Loading the player...

What is a 'Nonperforming Asset'

A nonperforming asset (NPA) is a debt obligation where the borrower has not made any previously agreed upon interest and principal repayments to the designated lender for an extended period of time. The nonperforming asset is, therefore, not yielding any income to the lender in the form of interest payments.

BREAKING DOWN 'Nonperforming Asset'

For example, a mortgage in default would be considered nonperforming. After a prolonged period of non-payment, the lender will force the borrower to liquidate any assets that were pledged as part of the debt agreement. If no assets were pledged, the lender might write-off the asset as a bad debt and then sell it at a discount to a collections agency.

Banks usually categorize loans as nonperforming after 90 days of nonpayment of interest or principal, which can occur during the term of the loan or for failure to pay principal due at maturity. For example, if a company with a $10 million loan with interest-only payments of $50,000 per month fails to make a payment for three consecutive months, the lender may be required to categorize the loan as nonperforming to meet regulatory requirements. A loan can also be categorized as nonperforming if a company makes all interest payments but cannot repay the principal at maturity.

The Effects of NPAs

Carrying nonperforming assets, also referred to as nonperforming loans, on the balance sheet places three distinct burdens on lenders. The nonpayment of interest or principal reduces cash flow for the lender, which can disrupt budgets and decrease earnings. Loan loss provisions, which are set aside to cover potential losses, reduce the capital available to provide subsequent loans. Once the actual losses from defaulted loans are determined, they are written off against earnings.

Recovering Losses

Lenders generally have four options to recoup some or all of the losses resulting from nonperforming assets.

When companies are struggling to service debt, lenders can take proactive steps to restructure loans to maintain cash flow and avoid classifying loans as nonperforming. When defaulted loans are collateralized by assets of borrowers, lenders can take possession of the collateral and sell it to cover losses to the extent of its market value.

Lenders can also convert bad loans into equity, which may appreciate to the point of full recovery of principal lost in the defaulted loan. When bonds are converted to new equity shares, the value of the original shares is usually wiped out. As a last resort, banks can sell bad debts at steep discounts to companies that specialize in loan collections.

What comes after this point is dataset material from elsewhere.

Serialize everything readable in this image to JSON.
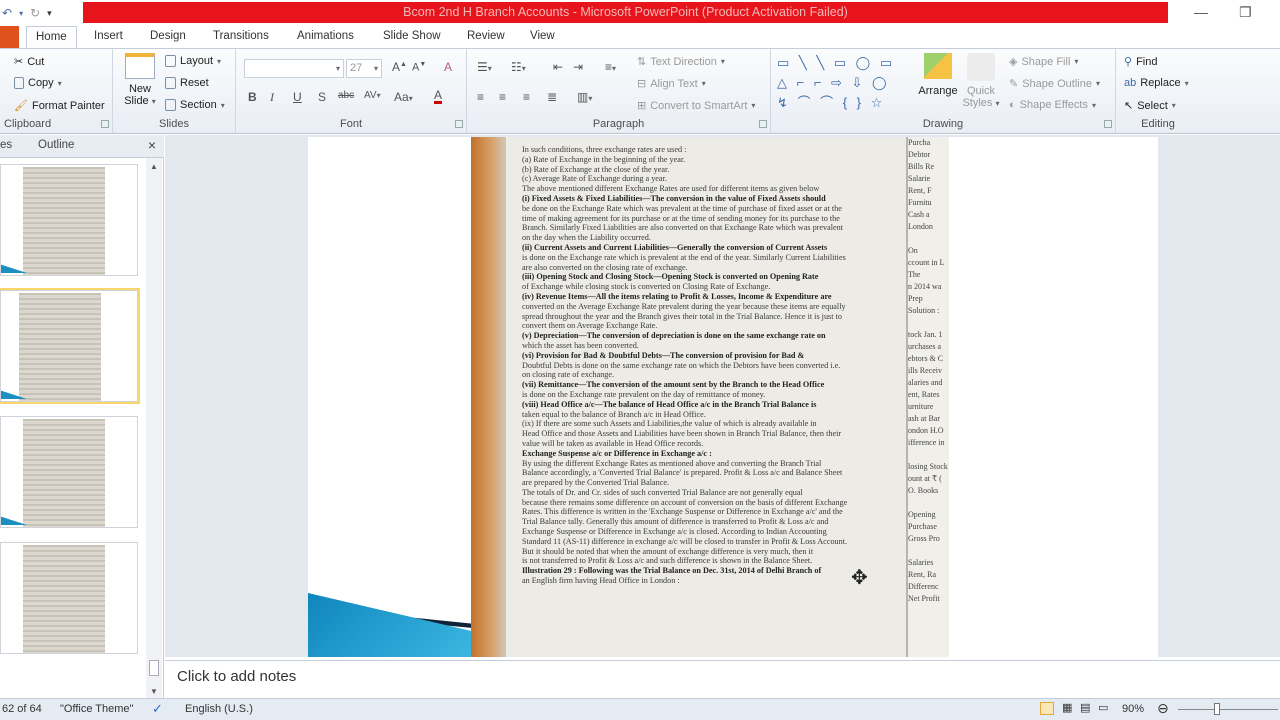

Lenders typically sell defaulted loans that are not secured with collateral or when the other means of recovering losses are not cost-effective.

RELATED TERMS
  1. Non-Performing Asset (NPA)

    A non-performing asset refers to loans or advances that are in ...
  2. Lender

    A lender makes funds available with the expectation that the ...
  3. Problem Loan

    A problem loan is a loan in which the borrowers cannot or are ...
  4. Collateral Value

    A collateral value is the estimated fair market value of an asset ...
  5. Term Loan

    A term loan is a loan from a bank for a specific amount that ...
  6. Loan Stock

    Loan stock refers to common or preferred stock shares that are ...
Related Articles
  1. IPF - Mortgage

    What Are the Main Types of Mortgage Lenders?

    Shopping for a mortgage lender can feel confusing and a little intimidating. Understanding the differences among the main types of lenders can help you narrow down the field.
  2. Personal Finance

    What Is Collateral?

    Collateral is property or other assets that a borrower offers a lender to secure a loan. If the borrower stops making the promised loan payments, the lender can seize the collateral to recoup ...
  3. Personal Finance

    Interest-Only Mortgages: Home Free or Homeless?

    These loans can be beneficial, but for many borrowers, they present a financial trap.
  4. Financial Advisor

    Tips To Improve Chances Of A Small Business Loan

    Enhance your small business loan eligibility by keeping these important tips in mind.
  5. Personal Finance

    Getting a loan without your parents

    Do you want to receive a loan without the help of your parents? Use these five tips to finance your dreams without banking on a second signature.
  6. IPF - Mortgage

    How to Get the Best Mortgage Rate

    A crucial consideration as you shop mortgages is getting the best possible interest rate.
  7. Insights

    An Introduction to Government Loans

    Government loans further policymakers' efforts to create positive social outcomes by offering timely access to capital for qualified candidates.
  8. Investing

    Financing Basics For First-time Homebuyers

    If you're buying your first home and getting a mortgage, you have many financing options to sort through.
  9. Retirement

    10 Ways to Borrow in Retirement

    Before you take money from your nest egg, consider these 10 other ways to borrow in retirement.
  10. Investing

    Bank of America's 3 Key Financial Ratios (BAC)

    Discover some of the key financial ratios that show the quality of Bank of America's loan portfolio and how profitable the bank has been.
RELATED FAQS
  1. What is the difference between secured and unsecured debts?

    Learn about the differences between secured and unsecured debt — and how banks buffer risks associated with each type of ... Read Answer >>
Trading Center